On October 26, a GWU police officer came to Abounaja’s dorm room to demand that Abounaja remove the Palestinian flag, claiming that the police department received complaints about the flag’s presence. Abounaja reports that the officer did not leave until the flag was taken down, and that he returned a few minutes later to question Abounaja about the incident and write a report. Three days later, Abounaja attempted to learn why he had been required to remove the flag:
On Thursday, October 29, Mr. Abounaja spoke to Rhonna Bollig, the area coordinator at the Center for Student Engagement, explained how he was treated, and mentioned that he could find no applicable rule. In fact, Mr Abounaja had seen five banners or flags hanging from GW residential buildings on that day alone. Ms. Bollig could not refer Mr. Abounaja to any written rule and suggested it would be “no problem” if he hung his flag up inside his room.
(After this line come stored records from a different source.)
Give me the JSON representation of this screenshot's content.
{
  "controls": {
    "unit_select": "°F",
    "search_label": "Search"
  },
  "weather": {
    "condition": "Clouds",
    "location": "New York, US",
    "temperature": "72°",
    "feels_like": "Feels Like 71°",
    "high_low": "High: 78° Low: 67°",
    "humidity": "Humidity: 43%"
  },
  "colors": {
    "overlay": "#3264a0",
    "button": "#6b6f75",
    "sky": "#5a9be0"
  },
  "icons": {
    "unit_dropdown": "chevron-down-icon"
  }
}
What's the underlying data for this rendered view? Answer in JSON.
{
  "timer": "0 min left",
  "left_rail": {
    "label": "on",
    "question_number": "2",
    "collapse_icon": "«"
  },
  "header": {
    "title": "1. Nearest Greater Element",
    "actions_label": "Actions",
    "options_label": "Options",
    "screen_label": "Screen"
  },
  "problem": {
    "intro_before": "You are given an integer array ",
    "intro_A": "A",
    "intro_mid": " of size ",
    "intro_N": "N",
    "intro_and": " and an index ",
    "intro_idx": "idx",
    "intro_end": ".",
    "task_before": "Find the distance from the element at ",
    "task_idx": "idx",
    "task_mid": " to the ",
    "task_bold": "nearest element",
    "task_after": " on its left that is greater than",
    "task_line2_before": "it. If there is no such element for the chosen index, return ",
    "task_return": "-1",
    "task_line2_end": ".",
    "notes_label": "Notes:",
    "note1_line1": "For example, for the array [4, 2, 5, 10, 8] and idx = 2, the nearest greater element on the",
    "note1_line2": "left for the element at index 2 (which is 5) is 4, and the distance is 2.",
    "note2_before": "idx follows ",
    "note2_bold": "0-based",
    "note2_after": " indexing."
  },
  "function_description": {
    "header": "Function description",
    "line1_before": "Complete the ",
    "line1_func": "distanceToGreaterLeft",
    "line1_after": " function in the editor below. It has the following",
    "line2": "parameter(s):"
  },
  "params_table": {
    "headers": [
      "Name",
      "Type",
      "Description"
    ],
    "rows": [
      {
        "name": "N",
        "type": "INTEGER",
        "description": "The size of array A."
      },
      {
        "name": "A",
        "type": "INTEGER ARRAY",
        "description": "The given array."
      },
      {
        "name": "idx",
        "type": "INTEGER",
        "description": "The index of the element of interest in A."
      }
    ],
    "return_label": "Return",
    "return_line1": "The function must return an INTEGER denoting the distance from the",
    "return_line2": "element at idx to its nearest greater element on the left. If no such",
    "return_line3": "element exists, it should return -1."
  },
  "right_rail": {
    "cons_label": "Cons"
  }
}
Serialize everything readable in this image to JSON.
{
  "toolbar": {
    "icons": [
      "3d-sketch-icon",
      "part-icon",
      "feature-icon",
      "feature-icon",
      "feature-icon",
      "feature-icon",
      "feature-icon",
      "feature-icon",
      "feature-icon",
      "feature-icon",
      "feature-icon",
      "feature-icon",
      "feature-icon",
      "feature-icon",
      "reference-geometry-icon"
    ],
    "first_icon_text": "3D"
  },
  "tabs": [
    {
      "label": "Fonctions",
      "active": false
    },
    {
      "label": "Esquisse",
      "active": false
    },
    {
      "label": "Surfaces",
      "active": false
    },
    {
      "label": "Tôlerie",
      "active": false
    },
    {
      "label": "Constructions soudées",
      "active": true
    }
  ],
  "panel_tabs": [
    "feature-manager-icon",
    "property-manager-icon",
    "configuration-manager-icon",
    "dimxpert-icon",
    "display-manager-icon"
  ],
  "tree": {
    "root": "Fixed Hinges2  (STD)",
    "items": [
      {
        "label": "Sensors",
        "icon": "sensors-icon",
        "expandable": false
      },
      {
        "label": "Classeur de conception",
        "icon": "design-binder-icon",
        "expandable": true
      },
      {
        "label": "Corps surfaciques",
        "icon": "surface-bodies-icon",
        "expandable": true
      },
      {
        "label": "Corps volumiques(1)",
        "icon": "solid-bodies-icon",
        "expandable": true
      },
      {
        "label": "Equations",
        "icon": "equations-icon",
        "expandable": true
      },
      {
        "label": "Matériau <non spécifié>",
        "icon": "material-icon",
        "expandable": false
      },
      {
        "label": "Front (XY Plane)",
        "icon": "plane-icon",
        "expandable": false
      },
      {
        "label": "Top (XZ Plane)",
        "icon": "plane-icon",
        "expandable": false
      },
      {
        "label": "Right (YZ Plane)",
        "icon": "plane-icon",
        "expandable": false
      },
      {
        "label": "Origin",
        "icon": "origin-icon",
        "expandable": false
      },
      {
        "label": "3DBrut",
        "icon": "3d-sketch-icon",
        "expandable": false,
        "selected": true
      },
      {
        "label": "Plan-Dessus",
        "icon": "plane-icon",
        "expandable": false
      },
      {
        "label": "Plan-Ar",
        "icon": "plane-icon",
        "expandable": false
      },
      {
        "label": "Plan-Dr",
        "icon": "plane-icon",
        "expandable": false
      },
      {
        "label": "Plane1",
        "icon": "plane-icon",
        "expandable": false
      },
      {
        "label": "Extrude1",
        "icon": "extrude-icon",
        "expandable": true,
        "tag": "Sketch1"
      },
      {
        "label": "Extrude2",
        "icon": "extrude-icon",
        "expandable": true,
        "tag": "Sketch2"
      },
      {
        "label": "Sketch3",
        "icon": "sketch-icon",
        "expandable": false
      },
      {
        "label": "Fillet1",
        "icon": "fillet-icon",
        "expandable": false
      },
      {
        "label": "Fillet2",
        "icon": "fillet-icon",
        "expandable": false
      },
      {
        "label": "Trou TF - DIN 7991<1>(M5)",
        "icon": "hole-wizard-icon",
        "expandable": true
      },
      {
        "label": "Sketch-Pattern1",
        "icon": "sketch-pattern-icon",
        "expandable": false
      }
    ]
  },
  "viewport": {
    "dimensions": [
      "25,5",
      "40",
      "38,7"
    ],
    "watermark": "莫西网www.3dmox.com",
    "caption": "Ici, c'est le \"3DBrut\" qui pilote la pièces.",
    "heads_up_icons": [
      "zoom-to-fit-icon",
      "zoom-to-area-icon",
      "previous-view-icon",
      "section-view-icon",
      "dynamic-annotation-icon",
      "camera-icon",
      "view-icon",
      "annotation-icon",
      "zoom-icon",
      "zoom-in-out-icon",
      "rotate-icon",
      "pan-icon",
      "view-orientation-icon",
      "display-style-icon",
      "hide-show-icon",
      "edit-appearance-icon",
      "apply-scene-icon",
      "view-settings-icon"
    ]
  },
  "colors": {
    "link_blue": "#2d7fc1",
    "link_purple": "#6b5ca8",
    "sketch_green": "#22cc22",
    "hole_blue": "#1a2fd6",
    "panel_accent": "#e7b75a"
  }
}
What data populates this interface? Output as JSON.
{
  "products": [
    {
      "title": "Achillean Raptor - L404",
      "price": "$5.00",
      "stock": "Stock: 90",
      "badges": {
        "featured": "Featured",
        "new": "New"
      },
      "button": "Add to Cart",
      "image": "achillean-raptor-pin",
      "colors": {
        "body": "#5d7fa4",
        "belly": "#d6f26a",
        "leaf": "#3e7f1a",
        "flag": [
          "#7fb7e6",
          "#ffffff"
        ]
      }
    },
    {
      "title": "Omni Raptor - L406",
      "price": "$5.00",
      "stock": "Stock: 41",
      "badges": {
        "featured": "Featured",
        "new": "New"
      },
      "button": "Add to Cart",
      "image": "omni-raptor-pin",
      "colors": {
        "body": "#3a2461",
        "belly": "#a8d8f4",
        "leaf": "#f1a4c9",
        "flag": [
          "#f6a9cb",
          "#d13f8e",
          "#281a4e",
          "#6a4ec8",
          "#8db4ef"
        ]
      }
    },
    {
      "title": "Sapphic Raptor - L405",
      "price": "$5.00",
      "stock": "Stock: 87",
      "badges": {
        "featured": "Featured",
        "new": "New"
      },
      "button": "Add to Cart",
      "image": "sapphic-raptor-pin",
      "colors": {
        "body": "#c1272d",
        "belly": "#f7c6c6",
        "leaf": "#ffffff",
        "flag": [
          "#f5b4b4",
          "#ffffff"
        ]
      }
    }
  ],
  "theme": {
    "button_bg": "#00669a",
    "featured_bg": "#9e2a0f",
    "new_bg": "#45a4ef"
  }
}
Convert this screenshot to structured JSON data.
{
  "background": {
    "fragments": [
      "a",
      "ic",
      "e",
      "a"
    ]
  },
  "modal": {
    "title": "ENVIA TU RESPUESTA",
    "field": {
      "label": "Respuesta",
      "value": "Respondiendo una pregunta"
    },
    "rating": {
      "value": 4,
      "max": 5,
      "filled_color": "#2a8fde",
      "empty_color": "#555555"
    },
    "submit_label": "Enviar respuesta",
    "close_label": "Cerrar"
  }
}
While the police officer’s involvement was troubling enough on its own, the controversy over Abounaja’s flag didn’t stop there. On November 3, GWU’s Graduate Fellow Office of Student Rights & Responsibilities sent Abounaja a warning letter, telling him that his behavior constituted a violation of the Code of Student Conduct and/or the Residential Community Conduct Guidelines. GWU’s administrators also told Abounaja, “[W]e hope that you will be respectful of your peers and aware of your behavior” because “[t]he act of an individual has a profound effect on the community.” He was warned that further reports against him could result in disciplinary action, but he was again not told which specific policies he had violated. The next day, Abounaja responded to the university, explaining that he felt his flag was being unfairly targeted:
I felt like I was being singled-out, because of my heritage and the viewpoint of my speech, for something I’ve seen dozens of students, fraternities and other student groups do in my three years at GW. …The events of the last week have left me feeling humiliated, upset and like I can’t even feel safe in my own dorm room. I’ve had finals this week and have found it very hard to study or to think about anything else.
He received no response. On Monday, advocacy group Palestine Legal sent a letter to GWU in defense of Abounaja, explaining that GWU’s warning letter and removal of the flag “violate the free speech principles to which GW claims to adhere” and demanding that the university apologize to Abounaja and allow him to express himself without fear of disciplinary action. Palestine Legal points out that GWU engaged in viewpoint discrimination, an act that is unacceptable at a university that claims to value freedom of expression:
It is clear, as reflected by comments from the police officer, that Mr. Abounaja was questioned, censored and sanctioned because some people complained about his flag, presumably because they do not like Palestinians or because they disagree with the viewpoint expressed.
That same day, GWU published a statement regarding the incident:
The George Washington University is committed to fostering a welcoming and safe environment for every member of the GW community, and we encourage students to share their rich diversity of backgrounds, experiences and views with their peers. GW has not banned any flags from its campus; however, the university’s Residential Community Conduct Guidelines prohibit the hanging of any object outside of a residence hall window (Section III. 7), and this is enforced when reported to the GW Police Department. These guidelines apply to all on-campus housing residents.
While GWU may use policies to restrict hangings outside windows, it cannot enforce those policies only when their content offends students, as it appears to have done in Abounaja’s case.
This is far from the first time FIRE has seen universities practice viewpoint discrimination in their enforcement of real or imaginary policies regarding window hangings. In 2013, Davidson College administrators demanded student Max Feinstein remove a rainbow flag from his window, but couldn’t produce a policy that supported their actions when Feinstein challenged them—the Director of Residence Life simply claimed that his job allowed him to decide when students must take down flags. And at Auburn University in 2011, student Eric Philips was ordered to take down a campaign banner supporting Ron Paul, even though other students were not forced to take down their window hangings. Two University of Texas, Austin (UT) students were threatened with punishment in 2008 because they failed to remove political signs from their windows after being told to do so. UT’s associate vice president for legal affairs Jeffery Graves said the rules against window hangings ensured that the university could “prevent things plastered around campus willy-nilly.” The University Democrats and the College Republicans joined forces to criticize the ban.
It’s also not unheard of for universities to treat window hangings as a police matter. As we said in August when three University of North Carolina at Chapel Hill campus police officers demanded a professor remove a sign from her office window that advocated for a building to be renamed after author Zora Neale Hurston, campus police have no business demanding professors or students remove posters from their windows.
George Washington University must clarify its policies and reaffirm its commitment to free speech. Should we revisit this case on the Torch, we hope it will be to commend the university for acknowledging that it cannot use its policies to target students for their viewpoints.